I try to bring that same spirit of fun, curiosity and challenge to each KidVenture book. That’s why every chapter ends with a dilemma and a set of questions. KidVenture books are fun for kids to read alone, and even more fun to read together and discuss. There are plenty of books where kids learn about being doctors and astronauts and firefighters. There are hardly any where they learn what it’s like to run small business. KidVenture is different. The companies the kids start are modest and simple, but the themes are serious and important.
I’m an entrepreneur who has started a half dozen or so businesses and have had my share of failures. My dad was an entrepreneur and as a kid I used to love asking him about his business and learning the ins and outs of what to do and not do. Mistakes make the best stories — and the best lessons. I wanted to write a business book that was realistic, where you get to see the characters stumble and wander and reset, the way entrepreneurs do in real life. Unlike most books and movies where business is portrayed as easy, where all you need is one good idea and the desire to be successful, the characters in KidVenture find that every day brings new problems to solve.
There is a tour wide giveaway for the blog tour of KidVenture: Twelve Weeks to Midnight Blue. These are the prizes you can win:
- 10 winners will each win a paperback copy of KidVenture: Twelve Weeks To Midnight Blue (US, Canada and UK only)
- one winner wins a $25 Amazon gift card
For a chance to win, enter the rafflecopter below:
a Rafflecopter giveaway
One of the fun parts of book blogging is the opportunity to encounter and read a series I would not normally enjoy. My kids are all grown and my grandkids are too young for Steve Searfoss's target tween and middle grade group. However, I found I enjoyed the story myself. Steve truly has developed a book that teaches while entertaining. The real joy for me is that he not only teaches math, finance, and basic business principles, but he also models a healthy parenting model. In a world where so many of my students (I teach Middle School) come in each day from disrupted homes, I realize the books they read also project such homes. That is good in the sense of identifiable characters, but it means they are not learning what the other options are. I love the interchange between Searfoss's young boy Chance and his dad. I love his mom chiming in with her own guidance. I love his chatter with his sister. Overall, it is a delightful series and I truly hope this and forthcoming volumes are successful.

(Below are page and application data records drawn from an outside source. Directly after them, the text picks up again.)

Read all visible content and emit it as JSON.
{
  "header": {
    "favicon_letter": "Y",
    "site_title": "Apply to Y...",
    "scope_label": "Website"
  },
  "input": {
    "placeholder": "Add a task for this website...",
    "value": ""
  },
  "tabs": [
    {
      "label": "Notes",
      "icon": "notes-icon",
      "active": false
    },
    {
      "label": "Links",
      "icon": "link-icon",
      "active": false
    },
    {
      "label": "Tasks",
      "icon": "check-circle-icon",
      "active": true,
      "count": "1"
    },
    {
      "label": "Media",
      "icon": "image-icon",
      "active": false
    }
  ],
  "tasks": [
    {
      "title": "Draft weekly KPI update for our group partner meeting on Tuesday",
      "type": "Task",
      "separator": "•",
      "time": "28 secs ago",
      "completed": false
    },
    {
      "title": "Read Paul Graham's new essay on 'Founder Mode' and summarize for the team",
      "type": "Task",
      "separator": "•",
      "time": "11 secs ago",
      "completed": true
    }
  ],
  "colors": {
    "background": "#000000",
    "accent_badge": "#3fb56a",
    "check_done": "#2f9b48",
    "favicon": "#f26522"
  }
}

HERE IS MY REVIEW I POSTED ON AMAZON AND GOODREADS:
What boy doesn't have that new item they really want? And how often do they reach the age where instead of hearing, "Maybe at Christmas," they hear "Save your money." Twelve Weeks to Midnight Blue is the adventure of Chance Sterling opening a business cleaning pools in order to raise enough money for a new bike.
The story itself is fun as he knocks on doors, makes flyers with his sisters, and hires a friend who may or may not be a top notch employee. My favorite parts were certainly the times he speaks with his dad, who offers him "banana consulting (pro bono). The book also introduces great concepts to kids like "vendors" and "marketing."
There is a flood of books on the market today where the protagonist has to have a blended or broken home, there must be some sort of world-ending stakes, or there must be trauma in the background. This book presents parents actively involved with their kids, teachable moments, silliness, and a good story. I also love the questions at the end of each chapter. As a teacher, I could see using this in a classroom. Overall, one of my favorite reads for 2021.
AND HERE IS STEVE'S BIO: (taken from Amazon)